- **EXERCISE REQUIREMENTS**: Please reproduce all entries word for word and omit their pictures.

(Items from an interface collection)

+++

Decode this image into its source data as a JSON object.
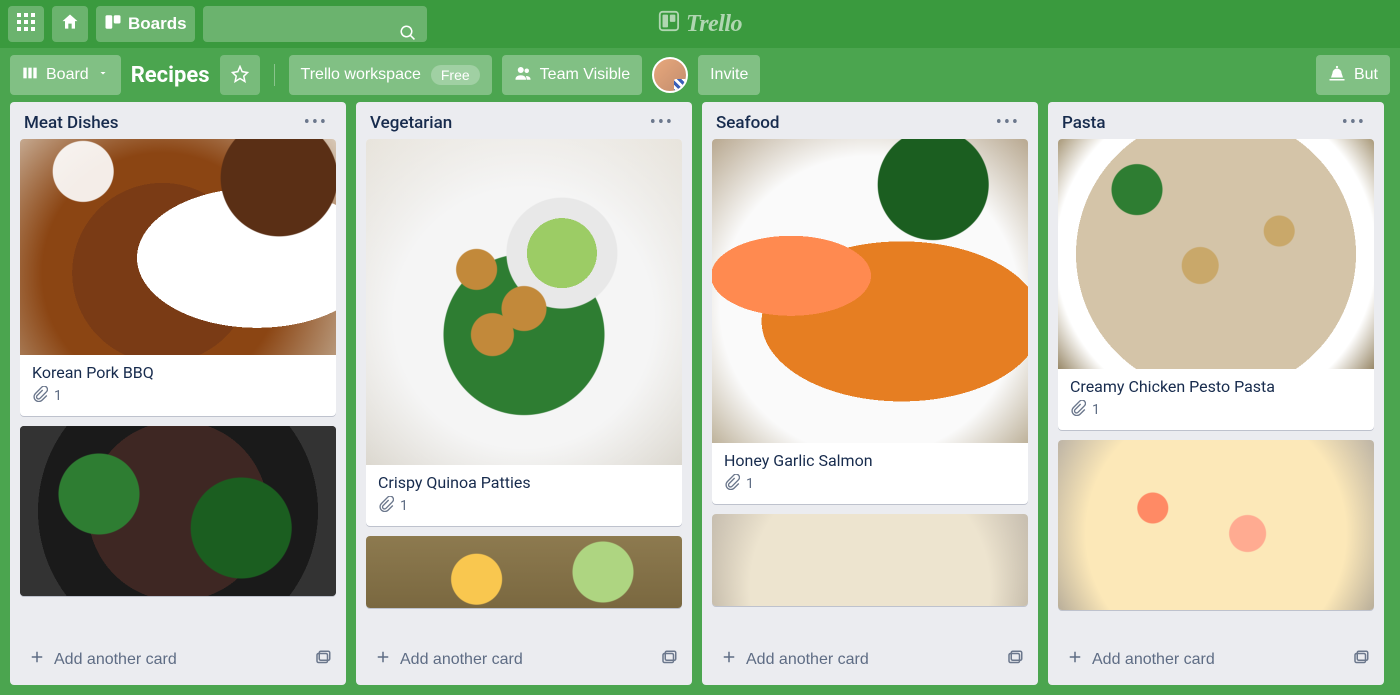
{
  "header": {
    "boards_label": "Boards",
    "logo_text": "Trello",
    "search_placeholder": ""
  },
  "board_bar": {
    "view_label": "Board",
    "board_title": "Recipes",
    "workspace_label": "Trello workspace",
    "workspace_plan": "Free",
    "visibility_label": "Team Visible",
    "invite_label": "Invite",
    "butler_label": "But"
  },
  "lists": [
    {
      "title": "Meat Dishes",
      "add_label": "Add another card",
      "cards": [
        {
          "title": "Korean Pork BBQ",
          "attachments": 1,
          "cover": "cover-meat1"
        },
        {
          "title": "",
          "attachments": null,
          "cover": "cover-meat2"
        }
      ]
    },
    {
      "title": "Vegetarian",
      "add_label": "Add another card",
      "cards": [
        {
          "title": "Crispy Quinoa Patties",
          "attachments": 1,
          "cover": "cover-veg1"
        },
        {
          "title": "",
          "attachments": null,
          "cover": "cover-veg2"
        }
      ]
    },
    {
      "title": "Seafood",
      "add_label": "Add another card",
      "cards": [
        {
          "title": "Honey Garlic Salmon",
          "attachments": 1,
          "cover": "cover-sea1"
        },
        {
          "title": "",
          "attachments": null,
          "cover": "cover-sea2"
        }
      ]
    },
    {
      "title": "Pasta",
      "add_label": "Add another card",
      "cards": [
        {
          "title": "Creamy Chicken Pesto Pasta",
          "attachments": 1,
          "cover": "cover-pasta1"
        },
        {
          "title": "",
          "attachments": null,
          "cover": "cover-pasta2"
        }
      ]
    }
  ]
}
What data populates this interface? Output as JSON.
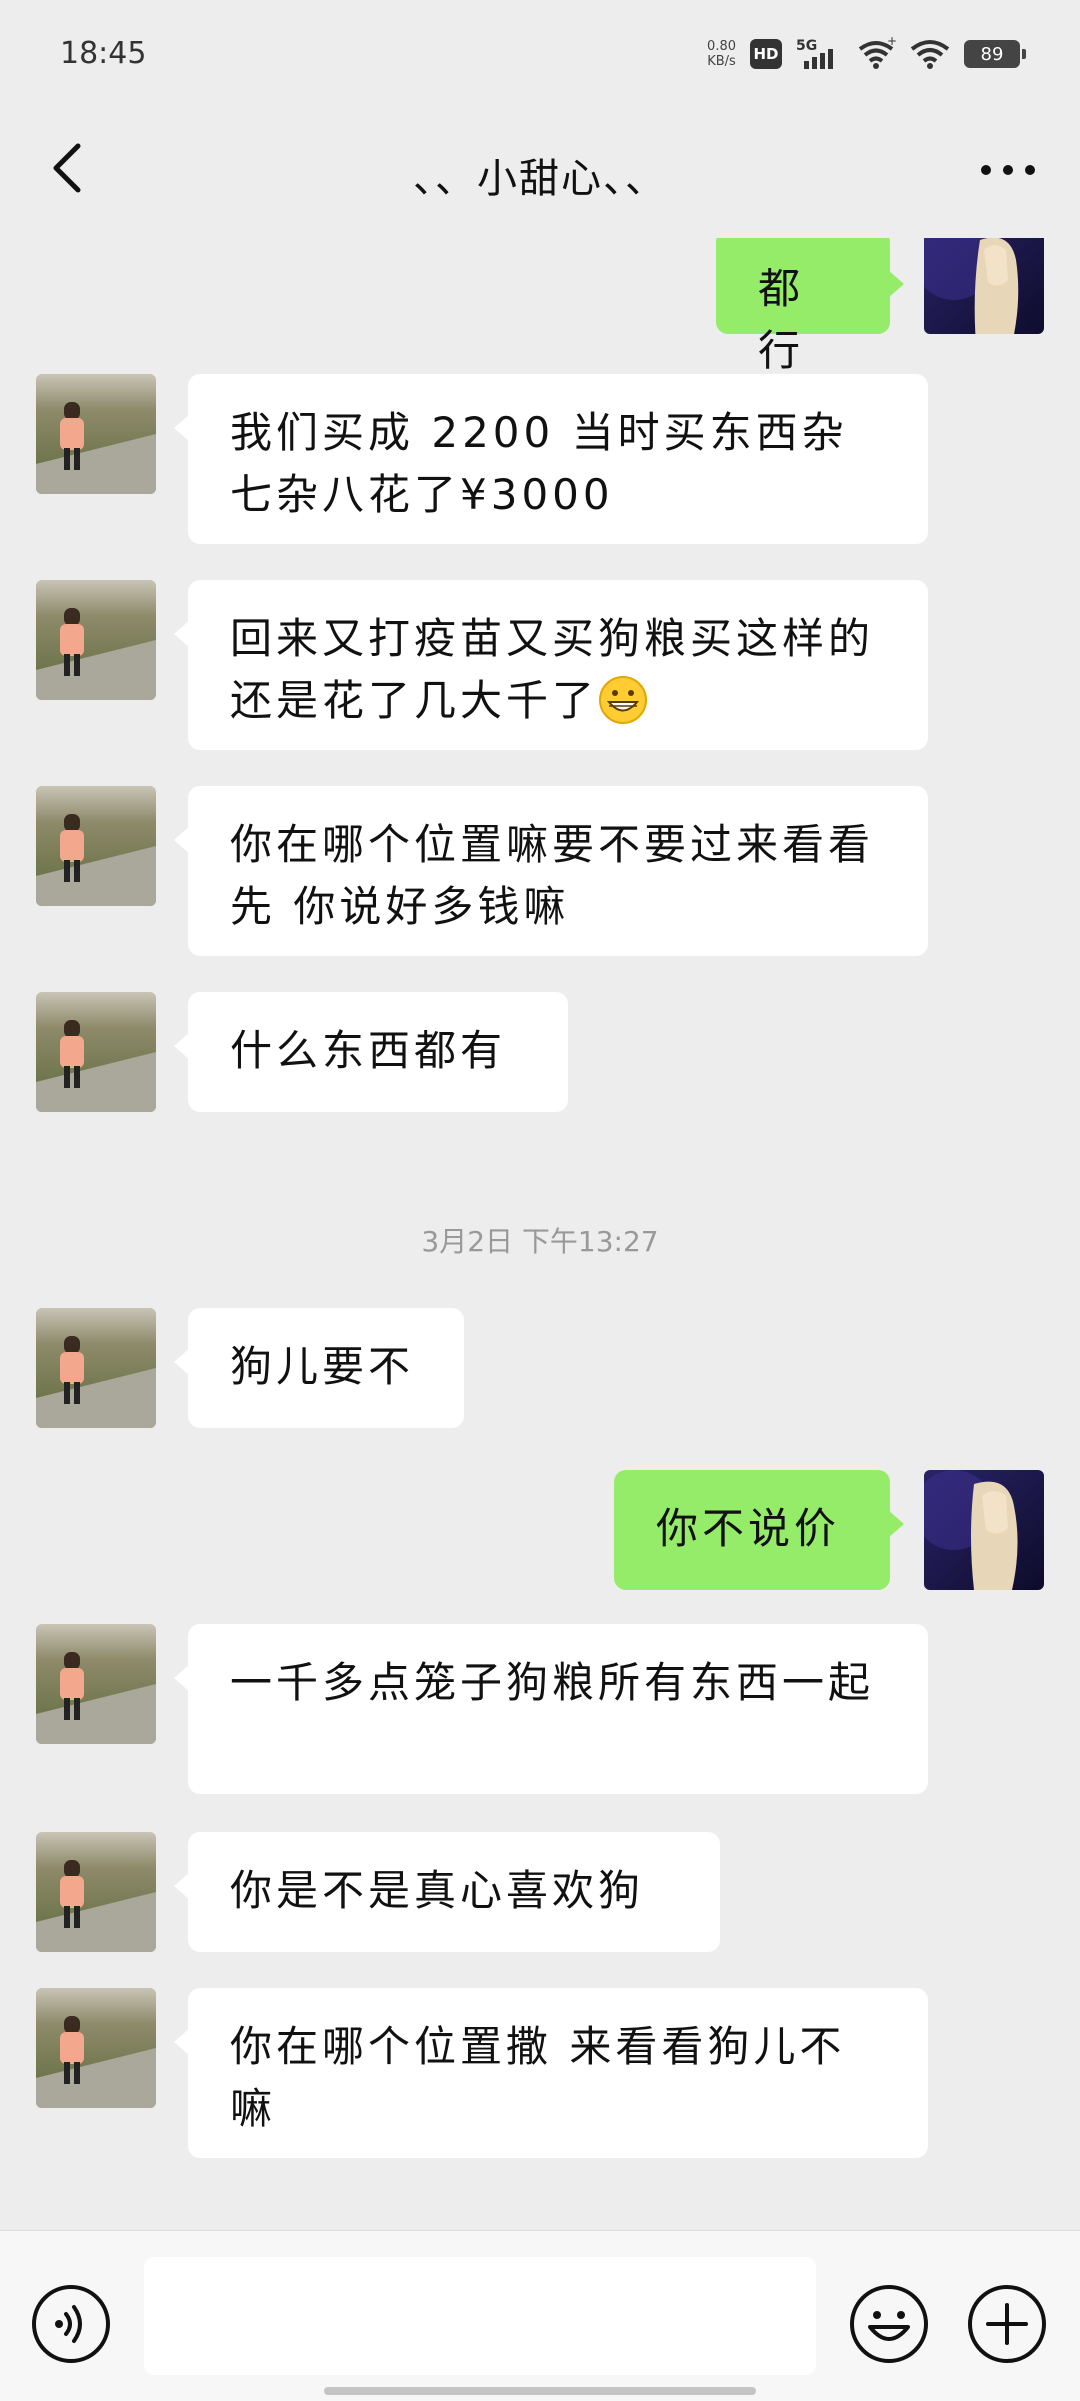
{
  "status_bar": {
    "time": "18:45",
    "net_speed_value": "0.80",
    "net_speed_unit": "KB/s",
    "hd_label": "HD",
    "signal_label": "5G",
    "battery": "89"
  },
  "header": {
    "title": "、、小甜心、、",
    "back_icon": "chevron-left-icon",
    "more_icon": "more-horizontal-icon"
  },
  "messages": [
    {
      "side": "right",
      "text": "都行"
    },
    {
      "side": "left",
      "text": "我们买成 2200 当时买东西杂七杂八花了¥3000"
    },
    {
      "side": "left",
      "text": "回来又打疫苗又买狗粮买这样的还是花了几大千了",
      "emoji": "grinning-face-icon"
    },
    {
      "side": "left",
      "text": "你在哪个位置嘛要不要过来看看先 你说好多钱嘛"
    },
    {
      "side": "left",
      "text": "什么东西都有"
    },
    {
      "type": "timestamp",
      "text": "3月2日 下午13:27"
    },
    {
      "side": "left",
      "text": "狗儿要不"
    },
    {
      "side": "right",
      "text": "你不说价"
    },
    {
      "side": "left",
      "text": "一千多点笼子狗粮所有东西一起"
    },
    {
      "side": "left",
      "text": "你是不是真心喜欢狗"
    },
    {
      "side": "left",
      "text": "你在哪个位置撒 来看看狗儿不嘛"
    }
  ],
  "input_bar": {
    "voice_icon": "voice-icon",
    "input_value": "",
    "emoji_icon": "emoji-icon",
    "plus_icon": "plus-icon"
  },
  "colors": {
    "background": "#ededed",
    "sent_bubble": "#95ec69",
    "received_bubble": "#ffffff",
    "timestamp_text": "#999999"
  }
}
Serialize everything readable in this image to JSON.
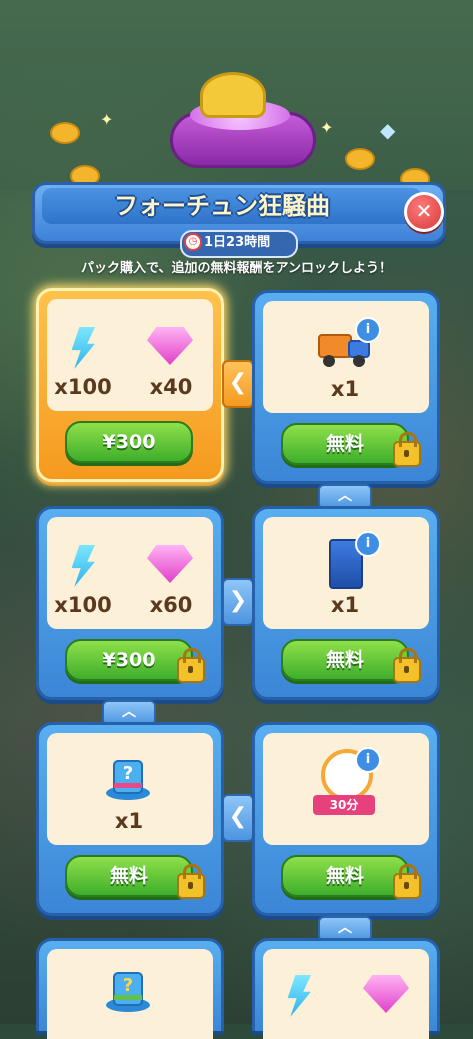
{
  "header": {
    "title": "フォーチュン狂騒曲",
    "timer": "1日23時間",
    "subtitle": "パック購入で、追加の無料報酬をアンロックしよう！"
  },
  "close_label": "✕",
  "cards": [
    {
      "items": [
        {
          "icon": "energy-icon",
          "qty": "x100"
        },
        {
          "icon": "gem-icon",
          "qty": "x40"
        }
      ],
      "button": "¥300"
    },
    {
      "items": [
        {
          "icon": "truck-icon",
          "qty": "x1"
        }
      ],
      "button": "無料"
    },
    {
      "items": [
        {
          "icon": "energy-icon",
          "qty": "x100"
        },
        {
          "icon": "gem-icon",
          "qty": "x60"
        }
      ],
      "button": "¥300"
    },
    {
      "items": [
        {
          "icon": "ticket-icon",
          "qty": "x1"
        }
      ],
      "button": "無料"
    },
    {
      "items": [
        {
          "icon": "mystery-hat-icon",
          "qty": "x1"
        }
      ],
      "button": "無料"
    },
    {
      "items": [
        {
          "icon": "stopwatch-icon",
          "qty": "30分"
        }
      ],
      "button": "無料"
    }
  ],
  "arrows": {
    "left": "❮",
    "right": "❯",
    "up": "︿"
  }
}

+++

- **COMPLETED TASK**:
Decode this image into its source data as a JSON object.
{
  "header": {
    "boards_label": "Boards",
    "logo_text": "Trello",
    "search_placeholder": ""
  },
  "board_bar": {
    "view_label": "Board",
    "board_title": "Recipes",
    "workspace_label": "Trello workspace",
    "workspace_plan": "Free",
    "visibility_label": "Team Visible",
    "invite_label": "Invite",
    "butler_label": "But"
  },
  "lists": [
    {
      "title": "Meat Dishes",
      "add_label": "Add another card",
      "cards": [
        {
          "title": "Korean Pork BBQ",
          "attachments": 1,
          "cover": "cover-meat1"
        },
        {
          "title": "",
          "attachments": null,
          "cover": "cover-meat2"
        }
      ]
    },
    {
      "title": "Vegetarian",
      "add_label": "Add another card",
      "cards": [
        {
          "title": "Crispy Quinoa Patties",
          "attachments": 1,
          "cover": "cover-veg1"
        },
        {
          "title": "",
          "attachments": null,
          "cover": "cover-veg2"
        }
      ]
    },
    {
      "title": "Seafood",
      "add_label": "Add another card",
      "cards": [
        {
          "title": "Honey Garlic Salmon",
          "attachments": 1,
          "cover": "cover-sea1"
        },
        {
          "title": "",
          "attachments": null,
          "cover": "cover-sea2"
        }
      ]
    },
    {
      "title": "Pasta",
      "add_label": "Add another card",
      "cards": [
        {
          "title": "Creamy Chicken Pesto Pasta",
          "attachments": 1,
          "cover": "cover-pasta1"
        },
        {
          "title": "",
          "attachments": null,
          "cover": "cover-pasta2"
        }
      ]
    }
  ]
}
What data populates this interface? Output as JSON.
{
  "status_bar": {
    "time": "18:45",
    "net_speed_value": "0.80",
    "net_speed_unit": "KB/s",
    "hd_label": "HD",
    "signal_label": "5G",
    "battery": "89"
  },
  "header": {
    "title": "、、小甜心、、",
    "back_icon": "chevron-left-icon",
    "more_icon": "more-horizontal-icon"
  },
  "messages": [
    {
      "side": "right",
      "text": "都行"
    },
    {
      "side": "left",
      "text": "我们买成 2200 当时买东西杂七杂八花了¥3000"
    },
    {
      "side": "left",
      "text": "回来又打疫苗又买狗粮买这样的还是花了几大千了",
      "emoji": "grinning-face-icon"
    },
    {
      "side": "left",
      "text": "你在哪个位置嘛要不要过来看看先 你说好多钱嘛"
    },
    {
      "side": "left",
      "text": "什么东西都有"
    },
    {
      "type": "timestamp",
      "text": "3月2日 下午13:27"
    },
    {
      "side": "left",
      "text": "狗儿要不"
    },
    {
      "side": "right",
      "text": "你不说价"
    },
    {
      "side": "left",
      "text": "一千多点笼子狗粮所有东西一起"
    },
    {
      "side": "left",
      "text": "你是不是真心喜欢狗"
    },
    {
      "side": "left",
      "text": "你在哪个位置撒 来看看狗儿不嘛"
    }
  ],
  "input_bar": {
    "voice_icon": "voice-icon",
    "input_value": "",
    "emoji_icon": "emoji-icon",
    "plus_icon": "plus-icon"
  },
  "colors": {
    "background": "#ededed",
    "sent_bubble": "#95ec69",
    "received_bubble": "#ffffff",
    "timestamp_text": "#999999"
  }
}
Serialize everything readable in this image to JSON.
{
  "header": {
    "title": "フォーチュン狂騒曲",
    "timer": "1日23時間",
    "subtitle": "パック購入で、追加の無料報酬をアンロックしよう！"
  },
  "close_label": "✕",
  "cards": [
    {
      "items": [
        {
          "icon": "energy-icon",
          "qty": "x100"
        },
        {
          "icon": "gem-icon",
          "qty": "x40"
        }
      ],
      "button": "¥300"
    },
    {
      "items": [
        {
          "icon": "truck-icon",
          "qty": "x1"
        }
      ],
      "button": "無料"
    },
    {
      "items": [
        {
          "icon": "energy-icon",
          "qty": "x100"
        },
        {
          "icon": "gem-icon",
          "qty": "x60"
        }
      ],
      "button": "¥300"
    },
    {
      "items": [
        {
          "icon": "ticket-icon",
          "qty": "x1"
        }
      ],
      "button": "無料"
    },
    {
      "items": [
        {
          "icon": "mystery-hat-icon",
          "qty": "x1"
        }
      ],
      "button": "無料"
    },
    {
      "items": [
        {
          "icon": "stopwatch-icon",
          "qty": "30分"
        }
      ],
      "button": "無料"
    }
  ],
  "arrows": {
    "left": "❮",
    "right": "❯",
    "up": "︿"
  }
}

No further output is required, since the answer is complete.